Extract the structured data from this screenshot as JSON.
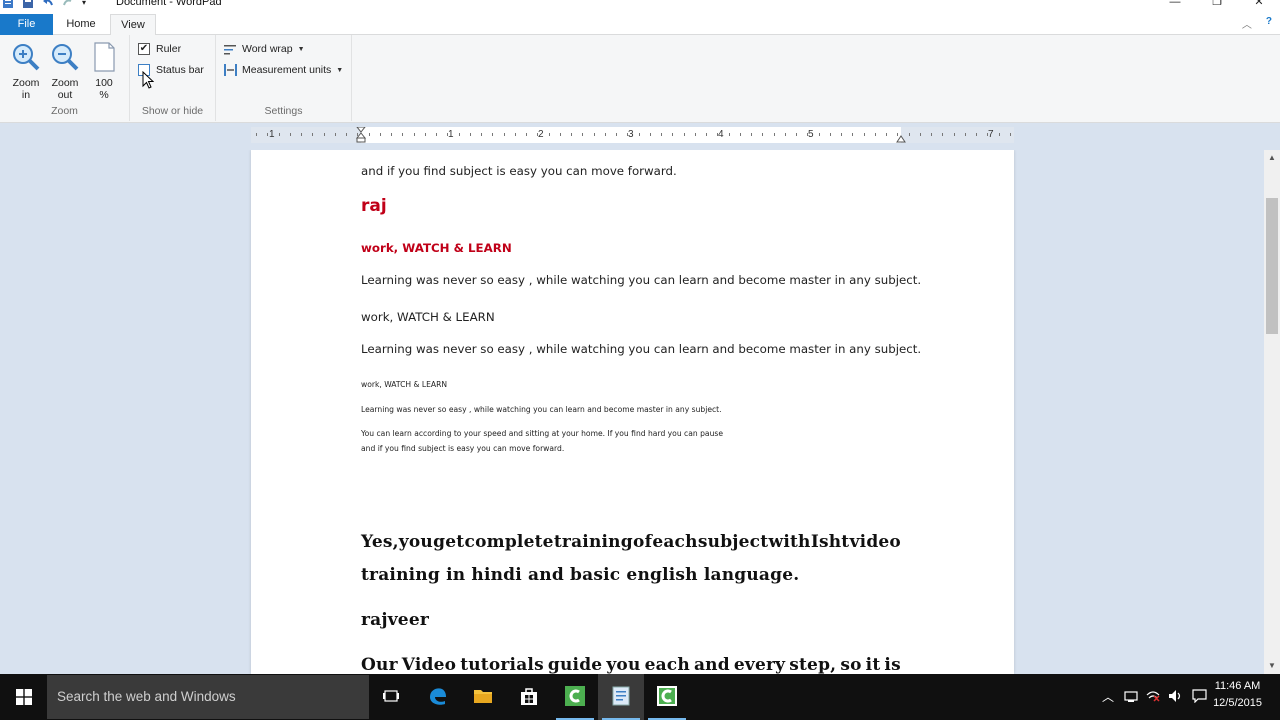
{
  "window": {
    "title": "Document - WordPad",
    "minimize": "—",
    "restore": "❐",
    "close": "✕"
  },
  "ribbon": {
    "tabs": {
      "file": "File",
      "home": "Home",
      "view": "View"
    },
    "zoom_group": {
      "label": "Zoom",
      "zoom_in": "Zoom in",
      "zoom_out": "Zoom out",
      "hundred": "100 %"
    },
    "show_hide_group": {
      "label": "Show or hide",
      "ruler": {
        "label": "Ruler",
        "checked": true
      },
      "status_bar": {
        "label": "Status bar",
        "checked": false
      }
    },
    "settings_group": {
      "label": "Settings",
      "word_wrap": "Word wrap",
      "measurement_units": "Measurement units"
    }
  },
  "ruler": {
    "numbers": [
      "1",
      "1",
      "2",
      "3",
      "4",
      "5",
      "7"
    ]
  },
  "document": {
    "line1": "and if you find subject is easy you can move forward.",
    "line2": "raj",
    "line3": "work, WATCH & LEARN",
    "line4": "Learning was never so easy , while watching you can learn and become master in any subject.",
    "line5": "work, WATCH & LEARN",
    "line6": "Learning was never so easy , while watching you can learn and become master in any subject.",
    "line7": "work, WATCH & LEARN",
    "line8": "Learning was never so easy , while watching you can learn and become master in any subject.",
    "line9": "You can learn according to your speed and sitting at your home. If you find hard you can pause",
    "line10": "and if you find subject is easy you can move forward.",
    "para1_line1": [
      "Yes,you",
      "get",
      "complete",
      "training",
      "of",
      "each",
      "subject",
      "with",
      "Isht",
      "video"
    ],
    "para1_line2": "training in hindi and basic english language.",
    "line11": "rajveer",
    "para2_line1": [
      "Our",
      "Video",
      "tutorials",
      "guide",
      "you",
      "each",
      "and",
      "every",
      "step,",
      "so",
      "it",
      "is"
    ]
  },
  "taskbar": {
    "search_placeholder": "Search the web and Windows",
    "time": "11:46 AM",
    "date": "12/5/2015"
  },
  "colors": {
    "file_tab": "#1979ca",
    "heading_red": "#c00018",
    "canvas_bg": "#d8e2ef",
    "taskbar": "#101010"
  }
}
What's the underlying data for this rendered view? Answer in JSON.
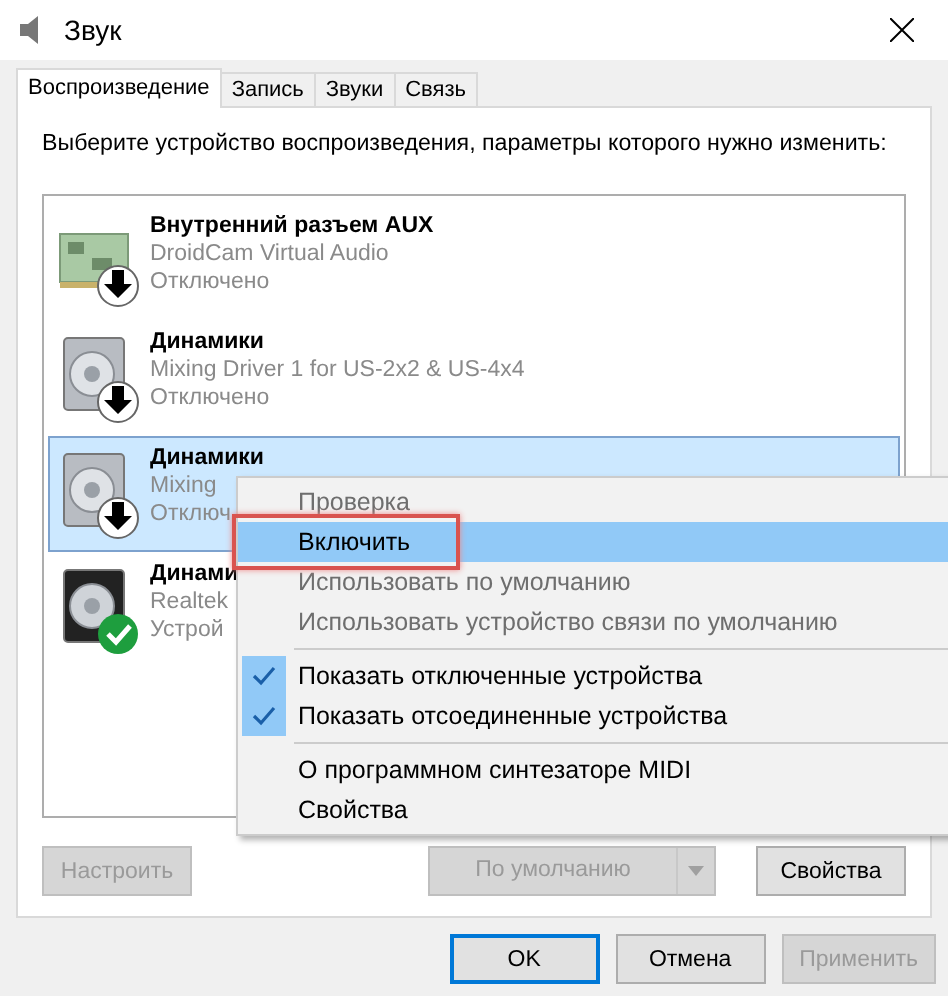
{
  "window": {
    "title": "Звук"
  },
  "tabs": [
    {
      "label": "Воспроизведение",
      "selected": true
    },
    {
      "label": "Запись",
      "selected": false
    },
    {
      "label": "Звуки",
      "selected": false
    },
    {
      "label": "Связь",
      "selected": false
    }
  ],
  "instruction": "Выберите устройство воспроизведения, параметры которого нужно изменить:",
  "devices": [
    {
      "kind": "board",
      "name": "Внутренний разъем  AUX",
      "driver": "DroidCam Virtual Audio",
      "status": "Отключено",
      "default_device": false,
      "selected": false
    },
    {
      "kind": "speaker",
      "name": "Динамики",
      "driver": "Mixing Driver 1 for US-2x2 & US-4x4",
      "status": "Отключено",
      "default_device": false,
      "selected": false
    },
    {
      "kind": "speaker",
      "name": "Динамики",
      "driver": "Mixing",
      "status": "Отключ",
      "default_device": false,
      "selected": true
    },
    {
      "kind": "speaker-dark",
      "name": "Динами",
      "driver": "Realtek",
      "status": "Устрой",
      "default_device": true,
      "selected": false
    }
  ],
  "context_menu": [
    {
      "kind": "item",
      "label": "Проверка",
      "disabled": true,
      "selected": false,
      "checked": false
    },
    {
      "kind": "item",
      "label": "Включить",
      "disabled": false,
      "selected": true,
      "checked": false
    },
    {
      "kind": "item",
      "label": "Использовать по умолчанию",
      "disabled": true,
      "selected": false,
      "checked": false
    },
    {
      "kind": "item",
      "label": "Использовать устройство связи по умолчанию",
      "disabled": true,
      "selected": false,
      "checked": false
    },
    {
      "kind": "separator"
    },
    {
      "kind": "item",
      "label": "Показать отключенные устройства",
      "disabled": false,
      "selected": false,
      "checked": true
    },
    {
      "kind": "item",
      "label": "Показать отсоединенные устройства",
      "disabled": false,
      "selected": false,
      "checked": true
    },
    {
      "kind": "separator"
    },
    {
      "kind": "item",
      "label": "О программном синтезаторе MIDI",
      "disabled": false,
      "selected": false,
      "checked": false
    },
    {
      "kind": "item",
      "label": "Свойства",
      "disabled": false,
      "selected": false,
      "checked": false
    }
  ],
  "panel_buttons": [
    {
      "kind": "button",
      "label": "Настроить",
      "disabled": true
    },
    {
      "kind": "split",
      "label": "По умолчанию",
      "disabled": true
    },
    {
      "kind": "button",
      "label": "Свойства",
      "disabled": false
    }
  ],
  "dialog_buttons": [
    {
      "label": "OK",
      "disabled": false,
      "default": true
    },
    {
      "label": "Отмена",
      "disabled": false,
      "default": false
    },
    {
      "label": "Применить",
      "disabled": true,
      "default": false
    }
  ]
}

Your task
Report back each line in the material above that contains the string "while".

Written reply
    "line4": "Learning was never so easy , while watching you can learn and become master in any subject.",
    "line6": "Learning was never so easy , while watching you can learn and become master in any subject.",
    "line8": "Learning was never so easy , while watching you can learn and become master in any subject.",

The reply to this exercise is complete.